### Exercise
The listing that follows must be retyped in full, exactly.
Start of Raw data
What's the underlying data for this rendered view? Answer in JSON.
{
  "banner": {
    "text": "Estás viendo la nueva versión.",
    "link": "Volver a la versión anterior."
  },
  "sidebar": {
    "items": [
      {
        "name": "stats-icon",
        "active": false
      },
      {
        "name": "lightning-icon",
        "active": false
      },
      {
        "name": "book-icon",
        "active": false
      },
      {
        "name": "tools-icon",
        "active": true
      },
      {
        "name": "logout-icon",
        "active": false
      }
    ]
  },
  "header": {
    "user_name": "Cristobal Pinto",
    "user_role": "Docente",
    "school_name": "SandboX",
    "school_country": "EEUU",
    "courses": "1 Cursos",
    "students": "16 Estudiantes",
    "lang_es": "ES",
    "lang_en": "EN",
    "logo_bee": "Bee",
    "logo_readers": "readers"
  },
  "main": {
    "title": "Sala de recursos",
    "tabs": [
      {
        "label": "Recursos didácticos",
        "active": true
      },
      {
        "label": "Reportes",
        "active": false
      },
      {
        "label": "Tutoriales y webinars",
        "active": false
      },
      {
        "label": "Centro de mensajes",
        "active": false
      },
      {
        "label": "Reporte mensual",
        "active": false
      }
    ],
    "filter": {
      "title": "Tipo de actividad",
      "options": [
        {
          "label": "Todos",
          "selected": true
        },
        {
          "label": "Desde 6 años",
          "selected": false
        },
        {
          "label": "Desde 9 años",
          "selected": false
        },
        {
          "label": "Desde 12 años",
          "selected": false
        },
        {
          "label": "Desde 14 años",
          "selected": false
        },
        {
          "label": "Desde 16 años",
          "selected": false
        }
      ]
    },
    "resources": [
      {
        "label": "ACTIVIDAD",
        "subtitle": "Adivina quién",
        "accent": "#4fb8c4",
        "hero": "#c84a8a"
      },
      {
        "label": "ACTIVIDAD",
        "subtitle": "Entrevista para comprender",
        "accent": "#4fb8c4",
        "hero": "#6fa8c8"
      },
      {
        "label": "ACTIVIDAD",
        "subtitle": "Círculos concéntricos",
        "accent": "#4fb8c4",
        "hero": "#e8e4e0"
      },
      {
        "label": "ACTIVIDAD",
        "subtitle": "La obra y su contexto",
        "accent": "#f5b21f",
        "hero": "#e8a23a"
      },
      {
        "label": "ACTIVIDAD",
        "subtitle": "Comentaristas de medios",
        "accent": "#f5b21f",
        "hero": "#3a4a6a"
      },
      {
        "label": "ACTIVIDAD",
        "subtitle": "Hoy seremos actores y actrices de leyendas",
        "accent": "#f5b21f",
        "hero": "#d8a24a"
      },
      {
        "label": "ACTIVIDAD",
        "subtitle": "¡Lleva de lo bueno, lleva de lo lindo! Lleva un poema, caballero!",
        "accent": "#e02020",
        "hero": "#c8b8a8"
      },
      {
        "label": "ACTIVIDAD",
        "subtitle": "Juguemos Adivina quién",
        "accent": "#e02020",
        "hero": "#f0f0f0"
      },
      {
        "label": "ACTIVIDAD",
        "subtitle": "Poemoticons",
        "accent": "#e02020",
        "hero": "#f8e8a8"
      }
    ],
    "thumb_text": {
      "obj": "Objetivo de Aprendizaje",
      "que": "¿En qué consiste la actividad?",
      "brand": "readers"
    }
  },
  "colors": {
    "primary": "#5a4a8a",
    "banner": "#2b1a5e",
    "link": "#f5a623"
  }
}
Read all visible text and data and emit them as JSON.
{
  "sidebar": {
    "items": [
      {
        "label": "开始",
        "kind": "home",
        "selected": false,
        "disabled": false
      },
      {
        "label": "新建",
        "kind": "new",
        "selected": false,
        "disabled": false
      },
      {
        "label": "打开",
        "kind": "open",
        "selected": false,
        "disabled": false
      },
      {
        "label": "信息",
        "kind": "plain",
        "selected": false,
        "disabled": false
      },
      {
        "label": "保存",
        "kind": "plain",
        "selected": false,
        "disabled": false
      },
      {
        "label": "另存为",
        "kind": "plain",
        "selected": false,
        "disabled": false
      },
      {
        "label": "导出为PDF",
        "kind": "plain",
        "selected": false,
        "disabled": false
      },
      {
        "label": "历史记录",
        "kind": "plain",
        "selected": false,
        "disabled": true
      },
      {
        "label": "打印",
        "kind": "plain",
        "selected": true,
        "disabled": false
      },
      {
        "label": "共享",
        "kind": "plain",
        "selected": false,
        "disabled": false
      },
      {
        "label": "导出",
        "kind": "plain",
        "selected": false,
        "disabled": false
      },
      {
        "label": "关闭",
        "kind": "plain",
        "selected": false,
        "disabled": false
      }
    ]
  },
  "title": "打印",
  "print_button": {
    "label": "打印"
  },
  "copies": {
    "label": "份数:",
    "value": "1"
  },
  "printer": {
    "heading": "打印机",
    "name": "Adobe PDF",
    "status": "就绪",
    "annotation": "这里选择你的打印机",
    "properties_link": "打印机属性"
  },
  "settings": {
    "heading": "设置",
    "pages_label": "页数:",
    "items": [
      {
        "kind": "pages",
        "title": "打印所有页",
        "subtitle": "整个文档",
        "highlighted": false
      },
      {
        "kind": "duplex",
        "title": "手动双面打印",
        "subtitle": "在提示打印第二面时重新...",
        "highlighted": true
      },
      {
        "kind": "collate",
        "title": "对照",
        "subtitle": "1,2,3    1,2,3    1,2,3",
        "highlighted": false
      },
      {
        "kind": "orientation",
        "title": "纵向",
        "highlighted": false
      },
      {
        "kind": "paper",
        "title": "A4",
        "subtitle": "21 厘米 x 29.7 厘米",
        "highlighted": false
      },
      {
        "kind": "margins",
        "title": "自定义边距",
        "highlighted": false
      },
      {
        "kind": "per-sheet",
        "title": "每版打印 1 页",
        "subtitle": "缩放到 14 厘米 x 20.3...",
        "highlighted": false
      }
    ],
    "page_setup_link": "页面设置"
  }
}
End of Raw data
### Your solution
What's the underlying data for this rendered view? Answer in JSON.
{
  "banner": {
    "text": "Estás viendo la nueva versión.",
    "link": "Volver a la versión anterior."
  },
  "sidebar": {
    "items": [
      {
        "name": "stats-icon",
        "active": false
      },
      {
        "name": "lightning-icon",
        "active": false
      },
      {
        "name": "book-icon",
        "active": false
      },
      {
        "name": "tools-icon",
        "active": true
      },
      {
        "name": "logout-icon",
        "active": false
      }
    ]
  },
  "header": {
    "user_name": "Cristobal Pinto",
    "user_role": "Docente",
    "school_name": "SandboX",
    "school_country": "EEUU",
    "courses": "1 Cursos",
    "students": "16 Estudiantes",
    "lang_es": "ES",
    "lang_en": "EN",
    "logo_bee": "Bee",
    "logo_readers": "readers"
  },
  "main": {
    "title": "Sala de recursos",
    "tabs": [
      {
        "label": "Recursos didácticos",
        "active": true
      },
      {
        "label": "Reportes",
        "active": false
      },
      {
        "label": "Tutoriales y webinars",
        "active": false
      },
      {
        "label": "Centro de mensajes",
        "active": false
      },
      {
        "label": "Reporte mensual",
        "active": false
      }
    ],
    "filter": {
      "title": "Tipo de actividad",
      "options": [
        {
          "label": "Todos",
          "selected": true
        },
        {
          "label": "Desde 6 años",
          "selected": false
        },
        {
          "label": "Desde 9 años",
          "selected": false
        },
        {
          "label": "Desde 12 años",
          "selected": false
        },
        {
          "label": "Desde 14 años",
          "selected": false
        },
        {
          "label": "Desde 16 años",
          "selected": false
        }
      ]
    },
    "resources": [
      {
        "label": "ACTIVIDAD",
        "subtitle": "Adivina quién",
        "accent": "#4fb8c4",
        "hero": "#c84a8a"
      },
      {
        "label": "ACTIVIDAD",
        "subtitle": "Entrevista para comprender",
        "accent": "#4fb8c4",
        "hero": "#6fa8c8"
      },
      {
        "label": "ACTIVIDAD",
        "subtitle": "Círculos concéntricos",
        "accent": "#4fb8c4",
        "hero": "#e8e4e0"
      },
      {
        "label": "ACTIVIDAD",
        "subtitle": "La obra y su contexto",
        "accent": "#f5b21f",
        "hero": "#e8a23a"
      },
      {
        "label": "ACTIVIDAD",
        "subtitle": "Comentaristas de medios",
        "accent": "#f5b21f",
        "hero": "#3a4a6a"
      },
      {
        "label": "ACTIVIDAD",
        "subtitle": "Hoy seremos actores y actrices de leyendas",
        "accent": "#f5b21f",
        "hero": "#d8a24a"
      },
      {
        "label": "ACTIVIDAD",
        "subtitle": "¡Lleva de lo bueno, lleva de lo lindo! Lleva un poema, caballero!",
        "accent": "#e02020",
        "hero": "#c8b8a8"
      },
      {
        "label": "ACTIVIDAD",
        "subtitle": "Juguemos Adivina quién",
        "accent": "#e02020",
        "hero": "#f0f0f0"
      },
      {
        "label": "ACTIVIDAD",
        "subtitle": "Poemoticons",
        "accent": "#e02020",
        "hero": "#f8e8a8"
      }
    ],
    "thumb_text": {
      "obj": "Objetivo de Aprendizaje",
      "que": "¿En qué consiste la actividad?",
      "brand": "readers"
    }
  },
  "colors": {
    "primary": "#5a4a8a",
    "banner": "#2b1a5e",
    "link": "#f5a623"
  }
}
Read all visible text and data and emit them as JSON.
{
  "sidebar": {
    "items": [
      {
        "label": "开始",
        "kind": "home",
        "selected": false,
        "disabled": false
      },
      {
        "label": "新建",
        "kind": "new",
        "selected": false,
        "disabled": false
      },
      {
        "label": "打开",
        "kind": "open",
        "selected": false,
        "disabled": false
      },
      {
        "label": "信息",
        "kind": "plain",
        "selected": false,
        "disabled": false
      },
      {
        "label": "保存",
        "kind": "plain",
        "selected": false,
        "disabled": false
      },
      {
        "label": "另存为",
        "kind": "plain",
        "selected": false,
        "disabled": false
      },
      {
        "label": "导出为PDF",
        "kind": "plain",
        "selected": false,
        "disabled": false
      },
      {
        "label": "历史记录",
        "kind": "plain",
        "selected": false,
        "disabled": true
      },
      {
        "label": "打印",
        "kind": "plain",
        "selected": true,
        "disabled": false
      },
      {
        "label": "共享",
        "kind": "plain",
        "selected": false,
        "disabled": false
      },
      {
        "label": "导出",
        "kind": "plain",
        "selected": false,
        "disabled": false
      },
      {
        "label": "关闭",
        "kind": "plain",
        "selected": false,
        "disabled": false
      }
    ]
  },
  "title": "打印",
  "print_button": {
    "label": "打印"
  },
  "copies": {
    "label": "份数:",
    "value": "1"
  },
  "printer": {
    "heading": "打印机",
    "name": "Adobe PDF",
    "status": "就绪",
    "annotation": "这里选择你的打印机",
    "properties_link": "打印机属性"
  },
  "settings": {
    "heading": "设置",
    "pages_label": "页数:",
    "items": [
      {
        "kind": "pages",
        "title": "打印所有页",
        "subtitle": "整个文档",
        "highlighted": false
      },
      {
        "kind": "duplex",
        "title": "手动双面打印",
        "subtitle": "在提示打印第二面时重新...",
        "highlighted": true
      },
      {
        "kind": "collate",
        "title": "对照",
        "subtitle": "1,2,3    1,2,3    1,2,3",
        "highlighted": false
      },
      {
        "kind": "orientation",
        "title": "纵向",
        "highlighted": false
      },
      {
        "kind": "paper",
        "title": "A4",
        "subtitle": "21 厘米 x 29.7 厘米",
        "highlighted": false
      },
      {
        "kind": "margins",
        "title": "自定义边距",
        "highlighted": false
      },
      {
        "kind": "per-sheet",
        "title": "每版打印 1 页",
        "subtitle": "缩放到 14 厘米 x 20.3...",
        "highlighted": false
      }
    ],
    "page_setup_link": "页面设置"
  }
}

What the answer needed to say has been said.